I shared the same story of being with his mother, then a young teenager, listening on the radio. We were far away from the actual attack sites. We wondered if she should still go to seminary and school. But it was still early. In a later call, I asked Jackson’s mother what she remembers from that morning.

“It colored my adulthood,” she said. “It was a hugely impactful day when our nation was attacked. It was one of those times when war felt close to me ... something on our own soil. ... So I looked to my parents and teachers to learn how I was supposed to be feeling about that. So now Jackson is trying to understand what he should feel about it.”

Next questions:

How did you physically and emotionally react to it?

Did you know anyone who lost their life?

How did Sept. 11 affect your patriotism or your overall view of the United States?

Why do you think the terrorists chose to attack the World Trade Center?

Deseret News Executive Editor Doug Wilks with his grandson, Jackson.

Doug Wilks, executive editor of the Deseret News, and his grandson Jackson share a selfie during an event in Salt Lake City, Utah.

Doug Wilks, Deseret News

Each question brought a short discussion. We talked about the desire to fly the flag, even from our car, and the unity the country felt. We discussed the symbols of America, in this case what the twin towers represented to the world, and why the terrorists would believe that attacking the towers and the Pentagon would be hitting at the heart of America, if not the heartland.

The conversation turned from school assignment to two family members talking to each other. He asked, “Do you think this type of attack could happen again?”

What do you say to a sixth grader, full of joy and yet to be beaten down by the vicissitudes of life? I want him to go through school happy and with love for the possibility of what lies ahead.

I responded, something could happen again, but we try to prepare in a way to make it much less likely. And to prepare ourselves to know how to keep our values intact, while helping others who may be struggling.

His mother, Sydney, in that separate conversation with me, talked about her desire to arm her children with appropriate knowledge and perspective to meet the challenges ahead.

“I think knowledge is power. I really do believe that,” she said. “Helping children have an understanding helps them lose some of the fear.” She then brought up what she thinks about.

“In the same way there are school shootings today, we try to address it, we talk about ways to protect themselves.” That means going through the unlikelihood that it will happen, but also helping children understand safety measures at school. She discussed reinforcing the values the family has, knowing that that will provide them strength, comfort and support.

Establishing and maintaining one’s values, together with preparation, help us endure the storm. Jackson and I each gained some clarity about that through this school assignment.

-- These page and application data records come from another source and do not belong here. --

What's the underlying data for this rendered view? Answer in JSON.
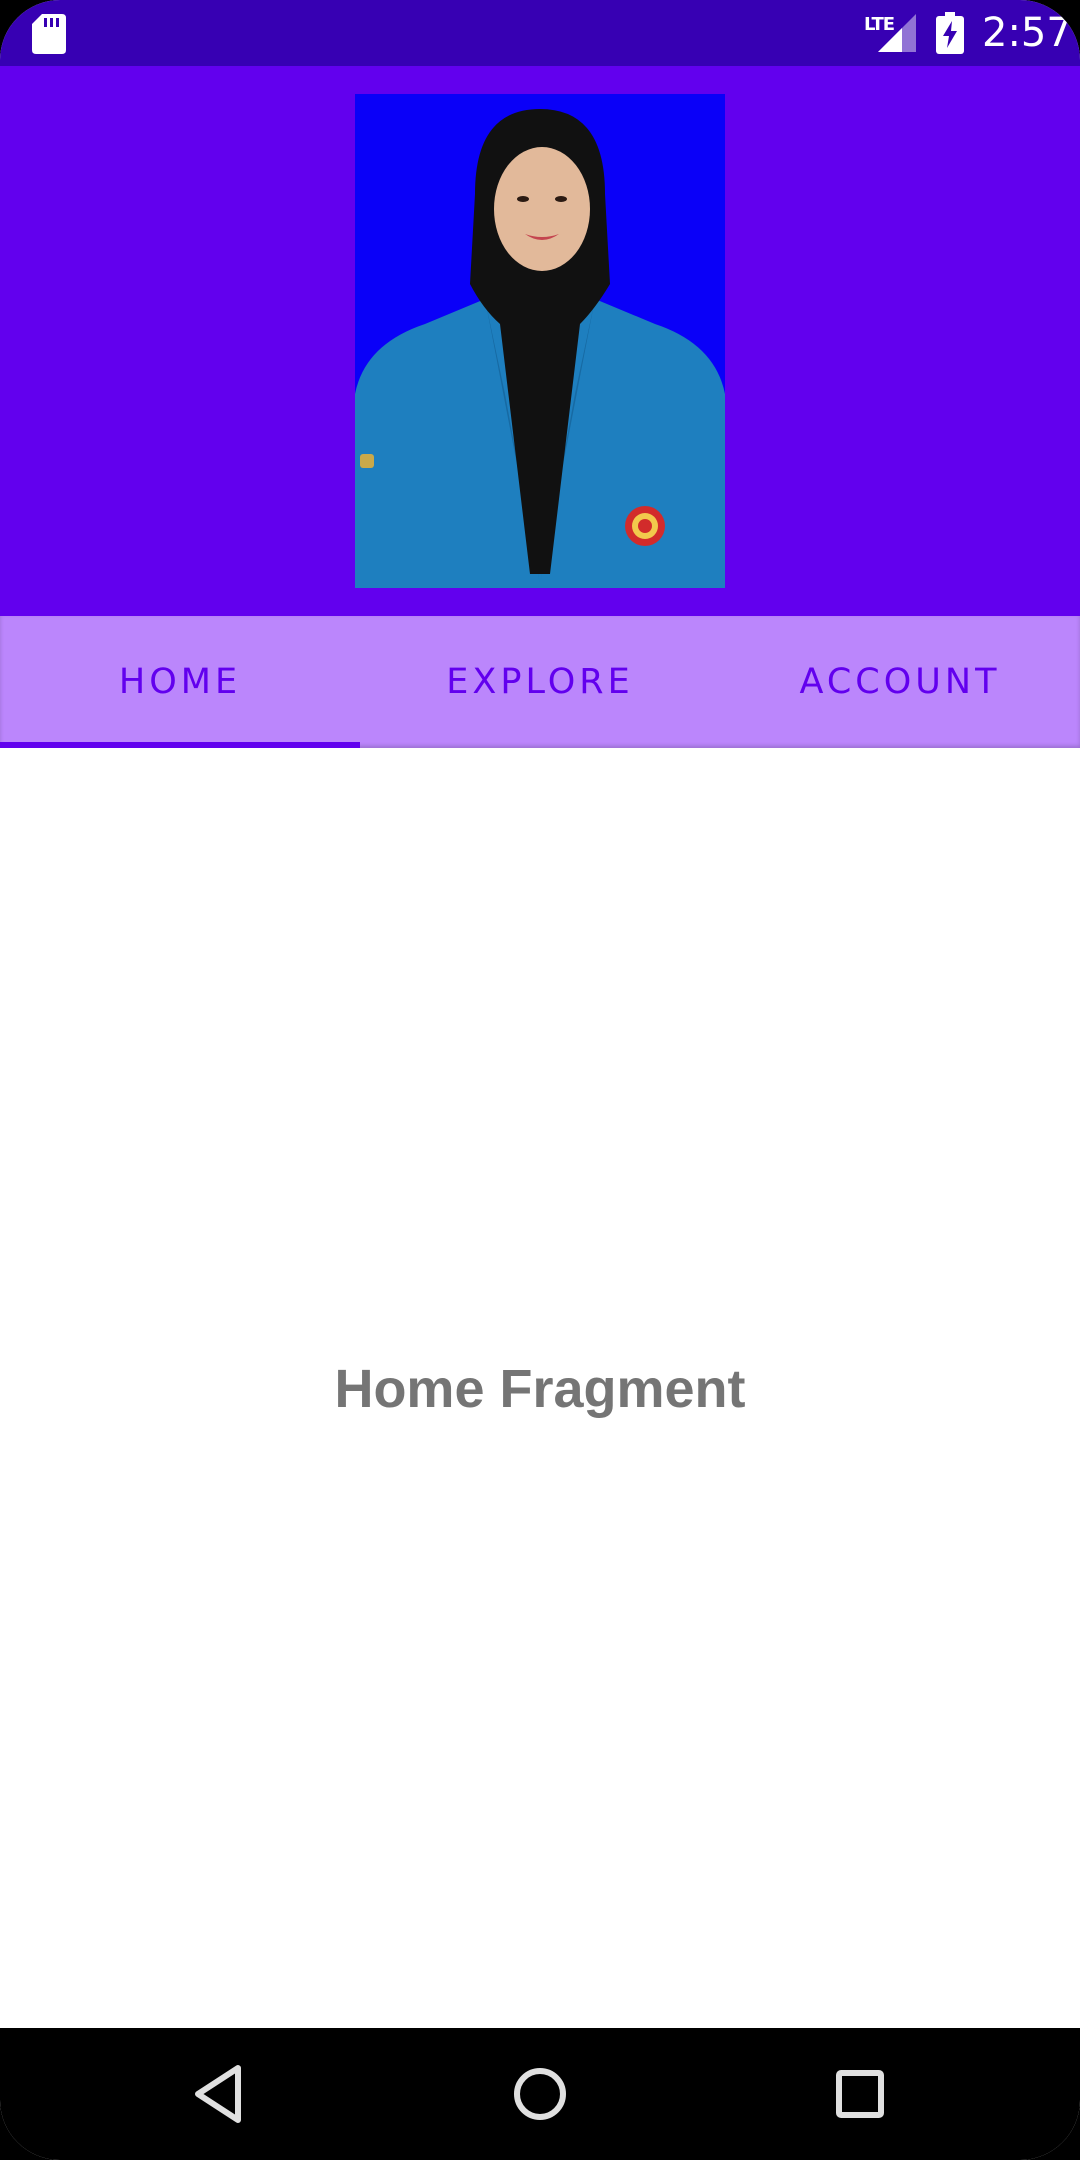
{
  "status_bar": {
    "time": "2:57",
    "network_label": "LTE",
    "icons": [
      "sd-card-icon",
      "lte-signal-icon",
      "battery-charging-icon"
    ]
  },
  "header": {
    "photo_alt": "profile-photo"
  },
  "tabs": [
    {
      "label": "HOME",
      "active": true
    },
    {
      "label": "EXPLORE",
      "active": false
    },
    {
      "label": "ACCOUNT",
      "active": false
    }
  ],
  "content": {
    "fragment_text": "Home Fragment"
  },
  "nav_bar": {
    "icons": [
      "back-icon",
      "home-icon",
      "recents-icon"
    ]
  },
  "colors": {
    "status_bar": "#3700B3",
    "header": "#6200EE",
    "tab_bar": "#BB86FC",
    "tab_text": "#6200EE",
    "fragment_text": "#757575",
    "photo_background": "#0A00F8"
  }
}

Final question: Grandpa, why do you think it takes an attack (I think he said tragedy) to bring people together?

I said I wish it didn’t. But when there is common purpose, a common goal, we can work together to find solutions to difficult problems. And we can think of others at those times more than ourselves.

“I wish it could be like that without a tragedy,” he said.

I do too, Jack. I do too.

Doug Wilks is executive editor of the Deseret News.